A/B testing, otherwise known as split testing, allows marketers to experiment with and assess their best efforts with various marketing strategies. Such testing provides these marketing scientists with the data they need to make smart, engaging moves powerful enough to sway audiences — the decisions that will ultimately lead to higher engagement and more frequent conversions.
A/B testing: trial & error
Consider this when deciding which elements to test: The purpose of testing is to take a systematic and scientific approach in highlighting the most effective factors of your campaigns. By taking the data you collect from your testing, you’re then able to create campaigns driven and backed by data, eliminating the guesswork of what audiences like to see — eliciting actionable results of engagement that turn into conversions. This approach means that you need to choose carefully what elements you’ll test — which combinations to juxtapose and which to test in synchronicity.
So, when embarking on an A/B test trial run, there are a number of elements of which testing could help you better understand best-practice strategies. We’re going to cover three absolutely fundamental components that could make or break your campaigns:
- Subject lines
- Content organization
- Creative design
Depending on how creative you are with these aspects, there are likely hundreds of combinations. Choose the versions you and your team think are the most powerful, those that are attractive, actionable, and easy to engage with.
A/B test these key factors
How does a keen marketer create a perfect subject line that will drive customers to open an email? Especially when there are approximately 600,000 words in the English language, and now in addition, over 3,600 emojis — all of which could be the unique combination for a killer subject line. Get started by figuring out the most important parts of your message; draft the possibilities. Test the following subject line features:
- Length — short vs. long subject lines
- Personalization — names or touches of information about your customer
- Emojis — whether or not to include in addition to text
Most importantly — whatever you do — create relevancy and comfortable urgency.
Content length & organization
Congratulations! Your customer has opened your email. That’s one step successfully completed. The next step is to consider your content organization. Which vertical you’re writing for and what your purpose for emailing is will determine how your content should be organized.

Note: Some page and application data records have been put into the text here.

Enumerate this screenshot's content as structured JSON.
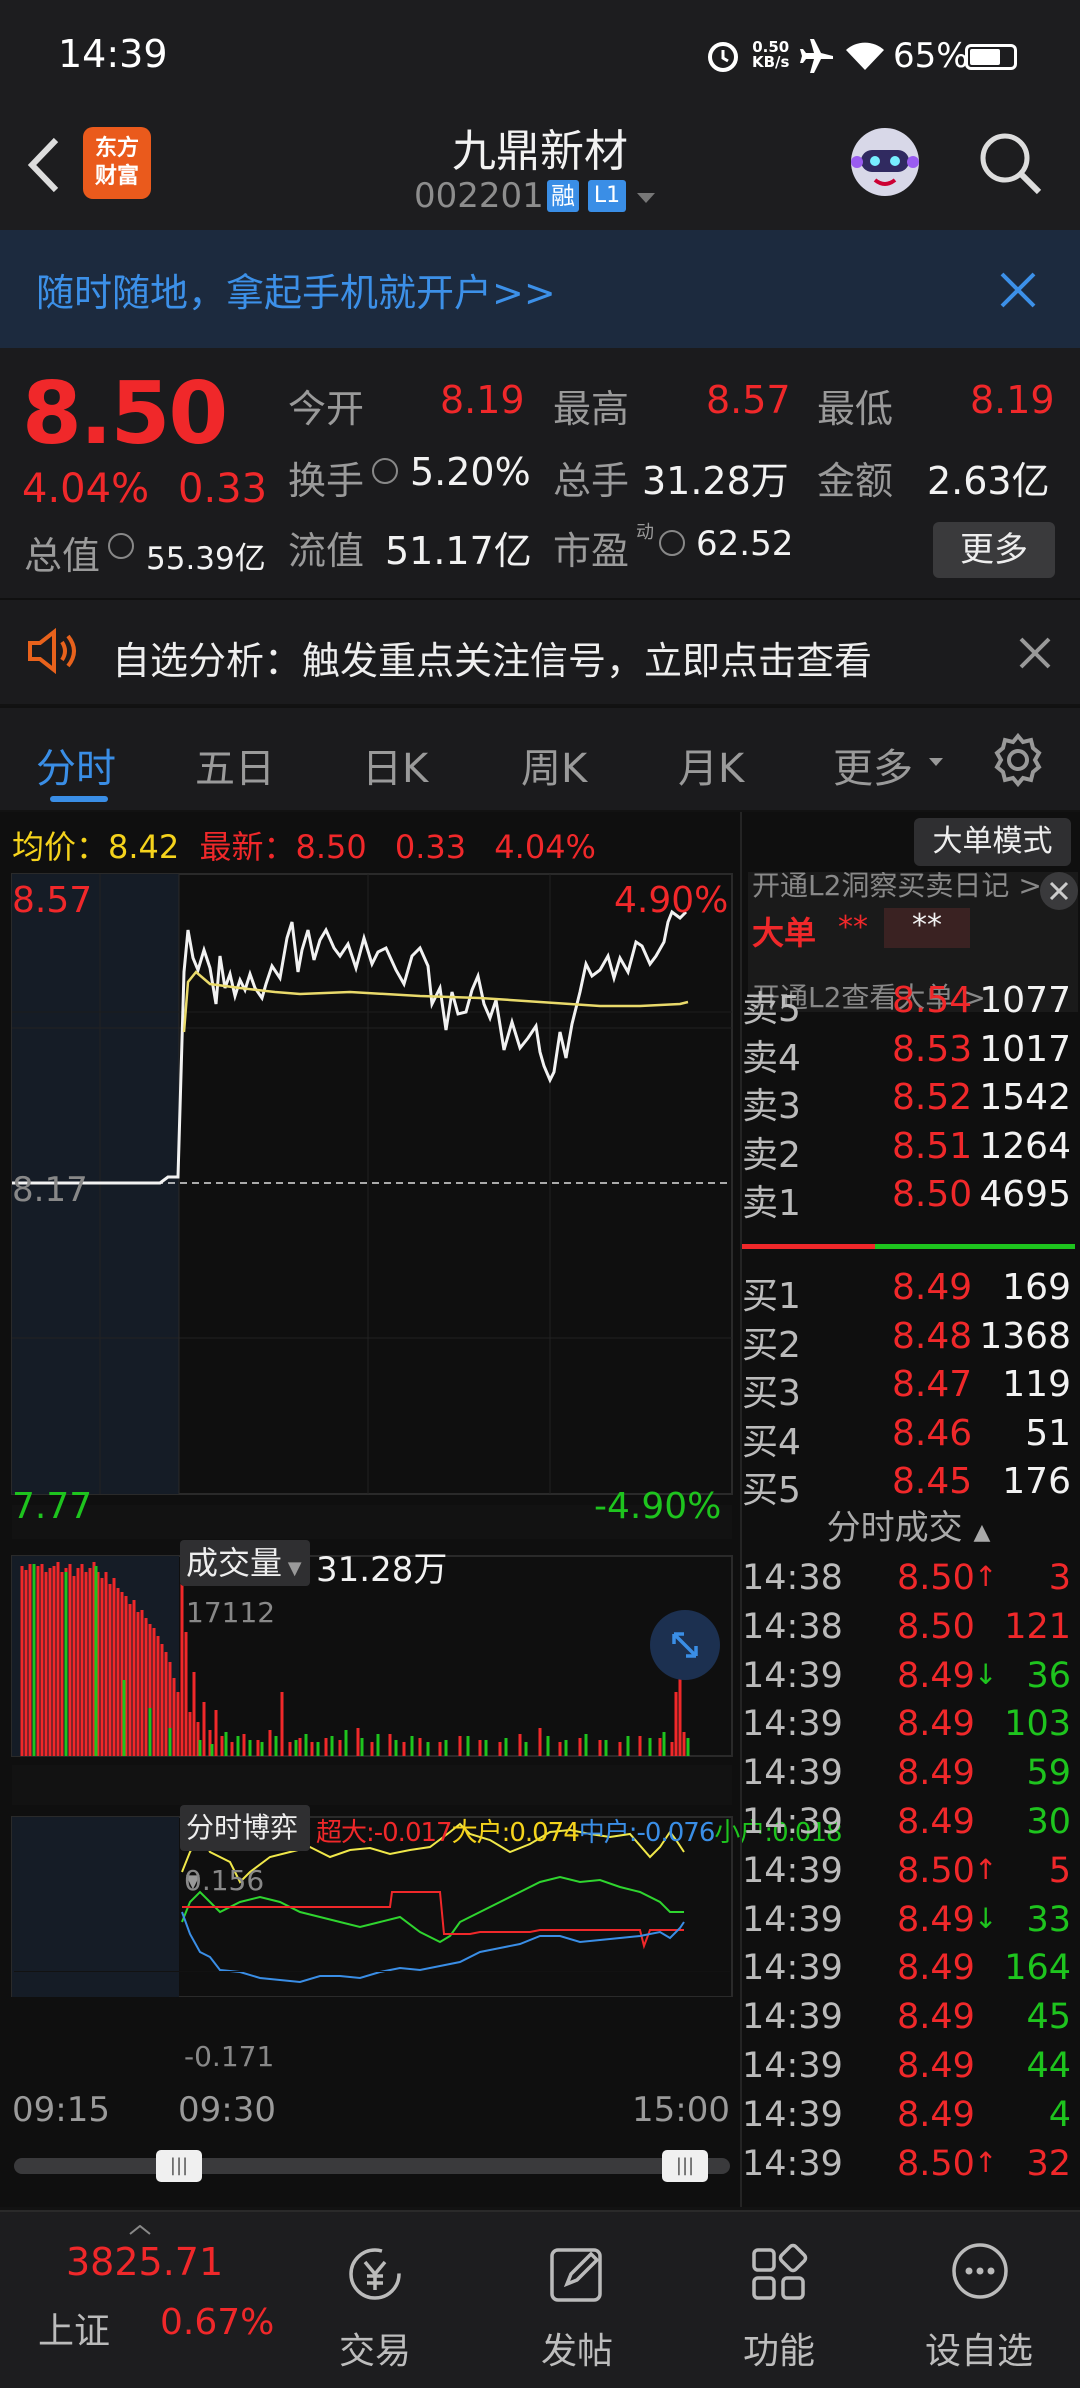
{
  "status_bar": {
    "time": "14:39",
    "net_speed_top": "0.50",
    "net_speed_bottom": "KB/s",
    "battery": "65%"
  },
  "header": {
    "logo_line1": "东方",
    "logo_line2": "财富",
    "stock_name": "九鼎新材",
    "stock_code": "002201",
    "badge_rong": "融",
    "badge_level": "L1"
  },
  "banner": {
    "text": "随时随地，拿起手机就开户>>"
  },
  "quote": {
    "price": "8.50",
    "change_pct": "4.04%",
    "change": "0.33",
    "open_label": "今开",
    "open": "8.19",
    "high_label": "最高",
    "high": "8.57",
    "low_label": "最低",
    "low": "8.19",
    "turnover_label": "换手",
    "turnover": "5.20%",
    "volume_label": "总手",
    "volume": "31.28万",
    "amount_label": "金额",
    "amount": "2.63亿",
    "mktcap_label": "总值",
    "mktcap": "55.39亿",
    "float_label": "流值",
    "float": "51.17亿",
    "pe_label": "市盈",
    "pe_sup": "动",
    "pe": "62.52",
    "more_btn": "更多"
  },
  "notice": {
    "text": "自选分析：触发重点关注信号，立即点击查看"
  },
  "tabs": [
    "分时",
    "五日",
    "日K",
    "周K",
    "月K",
    "更多"
  ],
  "info_line": {
    "avg_label": "均价：",
    "avg": "8.42",
    "latest_label": "最新：",
    "latest": "8.50",
    "change": "0.33",
    "pct": "4.04%",
    "mode_btn": "大单模式"
  },
  "chart_labels": {
    "top_price": "8.57",
    "top_pct": "4.90%",
    "mid_price": "8.17",
    "bottom_price": "7.77",
    "bottom_pct": "-4.90%"
  },
  "volume_panel": {
    "label": "成交量",
    "total": "31.28万",
    "max": "17112"
  },
  "game_panel": {
    "label": "分时博弈",
    "super_large": "超大:-0.017",
    "large": "大户:0.074",
    "mid": "中户:-0.076",
    "small": "小户:0.018",
    "max": "0.156",
    "min": "-0.171"
  },
  "time_axis": [
    "09:15",
    "09:30",
    "15:00"
  ],
  "l2_tip": {
    "line1": "开通L2洞察买卖日记 >",
    "big_order": "大单",
    "stars1": "**",
    "stars2": "**",
    "line3": "开通L2查看大单 >"
  },
  "order_book": {
    "asks": [
      {
        "label": "卖5",
        "price": "8.54",
        "vol": "1077"
      },
      {
        "label": "卖4",
        "price": "8.53",
        "vol": "1017"
      },
      {
        "label": "卖3",
        "price": "8.52",
        "vol": "1542"
      },
      {
        "label": "卖2",
        "price": "8.51",
        "vol": "1264"
      },
      {
        "label": "卖1",
        "price": "8.50",
        "vol": "4695"
      }
    ],
    "bids": [
      {
        "label": "买1",
        "price": "8.49",
        "vol": "169"
      },
      {
        "label": "买2",
        "price": "8.48",
        "vol": "1368"
      },
      {
        "label": "买3",
        "price": "8.47",
        "vol": "119"
      },
      {
        "label": "买4",
        "price": "8.46",
        "vol": "51"
      },
      {
        "label": "买5",
        "price": "8.45",
        "vol": "176"
      }
    ]
  },
  "trades_header": "分时成交",
  "trades": [
    {
      "time": "14:38",
      "price": "8.50",
      "arrow": "↑",
      "vol": "3",
      "dir": "up"
    },
    {
      "time": "14:38",
      "price": "8.50",
      "arrow": "",
      "vol": "121",
      "dir": "up"
    },
    {
      "time": "14:39",
      "price": "8.49",
      "arrow": "↓",
      "vol": "36",
      "dir": "down"
    },
    {
      "time": "14:39",
      "price": "8.49",
      "arrow": "",
      "vol": "103",
      "dir": "down"
    },
    {
      "time": "14:39",
      "price": "8.49",
      "arrow": "",
      "vol": "59",
      "dir": "down"
    },
    {
      "time": "14:39",
      "price": "8.49",
      "arrow": "",
      "vol": "30",
      "dir": "down"
    },
    {
      "time": "14:39",
      "price": "8.50",
      "arrow": "↑",
      "vol": "5",
      "dir": "up"
    },
    {
      "time": "14:39",
      "price": "8.49",
      "arrow": "↓",
      "vol": "33",
      "dir": "down"
    },
    {
      "time": "14:39",
      "price": "8.49",
      "arrow": "",
      "vol": "164",
      "dir": "down"
    },
    {
      "time": "14:39",
      "price": "8.49",
      "arrow": "",
      "vol": "45",
      "dir": "down"
    },
    {
      "time": "14:39",
      "price": "8.49",
      "arrow": "",
      "vol": "44",
      "dir": "down"
    },
    {
      "time": "14:39",
      "price": "8.49",
      "arrow": "",
      "vol": "4",
      "dir": "down"
    },
    {
      "time": "14:39",
      "price": "8.50",
      "arrow": "↑",
      "vol": "32",
      "dir": "up"
    }
  ],
  "bottom_nav": {
    "index_value": "3825.71",
    "index_name": "上证",
    "index_pct": "0.67%",
    "items": [
      {
        "label": "交易"
      },
      {
        "label": "发帖"
      },
      {
        "label": "功能"
      },
      {
        "label": "设自选"
      }
    ]
  },
  "colors": {
    "up": "#f0282a",
    "down": "#1ec41e",
    "accent": "#3a8ee6",
    "avg_line": "#f5d31c"
  }
}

Important factors to consider would be whether or not you need a lot of messaging itself — do you need a lot of copy in your message, or will your email consist primarily of photos and simple CTAs? Is your email an advertorial for a newsletter? How much text of the topics should you include under the headlines? Also, consider how you will arrange your content — should you include the bits of longer text first, or start with short headlines and lead into the message later? Play around with sequencing the content pieces in various orders, e.g., 1-2-3 or 3-1-2, etc.

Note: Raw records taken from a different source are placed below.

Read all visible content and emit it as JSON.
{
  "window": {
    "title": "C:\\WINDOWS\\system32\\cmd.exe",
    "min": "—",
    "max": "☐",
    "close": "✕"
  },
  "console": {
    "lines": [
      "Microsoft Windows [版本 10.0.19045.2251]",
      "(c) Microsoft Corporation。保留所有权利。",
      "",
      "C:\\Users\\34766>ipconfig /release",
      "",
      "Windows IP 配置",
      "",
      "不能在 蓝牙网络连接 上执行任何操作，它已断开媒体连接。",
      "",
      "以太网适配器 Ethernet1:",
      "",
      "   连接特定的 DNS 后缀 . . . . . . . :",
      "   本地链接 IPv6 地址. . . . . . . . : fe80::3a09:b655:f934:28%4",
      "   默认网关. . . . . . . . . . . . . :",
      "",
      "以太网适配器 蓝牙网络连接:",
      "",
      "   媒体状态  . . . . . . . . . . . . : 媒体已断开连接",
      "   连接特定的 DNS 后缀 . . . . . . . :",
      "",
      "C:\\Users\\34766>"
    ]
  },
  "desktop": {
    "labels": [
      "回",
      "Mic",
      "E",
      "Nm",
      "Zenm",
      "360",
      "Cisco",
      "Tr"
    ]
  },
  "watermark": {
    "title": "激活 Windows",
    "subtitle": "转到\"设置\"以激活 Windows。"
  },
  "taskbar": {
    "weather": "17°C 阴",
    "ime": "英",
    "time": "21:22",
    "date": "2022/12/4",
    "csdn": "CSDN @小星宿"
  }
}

Creative assets & design
The last, but certainly not least, important factor to test is the creative assets of your email. This part is essentially the artistic side of your message that should engage your readers’ visual sense. Keep in mind that you don’t want your email to be either too dramatically overwhelming or too boringly underwhelming. Features such as color, design, stock imagery, textual art or system text, and moving animations or static images, all provide for endless options to combine and create. Try testing email designs that vary in depth & design across a spectrum, and continue to work with those versions which seem to drive the most engagement.
Get started by defining a testing plan
Now, testing your campaigns on segmented audiences with structured design and evaluation will tell you what’s working and what needs to be tossed. Results like these enable systematic improvement, actionable processes and informed marketing decisions. Make a plan to approach your testing much like you would the scientific method (without the terrible junior high flashbacks).
- Define your objective
- Create a hypothesis
- Design test
- Define your control group
- Evaluate results
Review, rework, retest
Here’s a tip: Make sure your testing pool is large enough to be significant, and act on the results by making adjustments. Winning your audience, driving engagement, driving revenue — whatever you want your results to be — it’s like any other challenge; It takes work and lessons learned, but ultimately in the end, with enough testing, you’ll succeed.
To learn more about A/B testing check out our blog on the basics.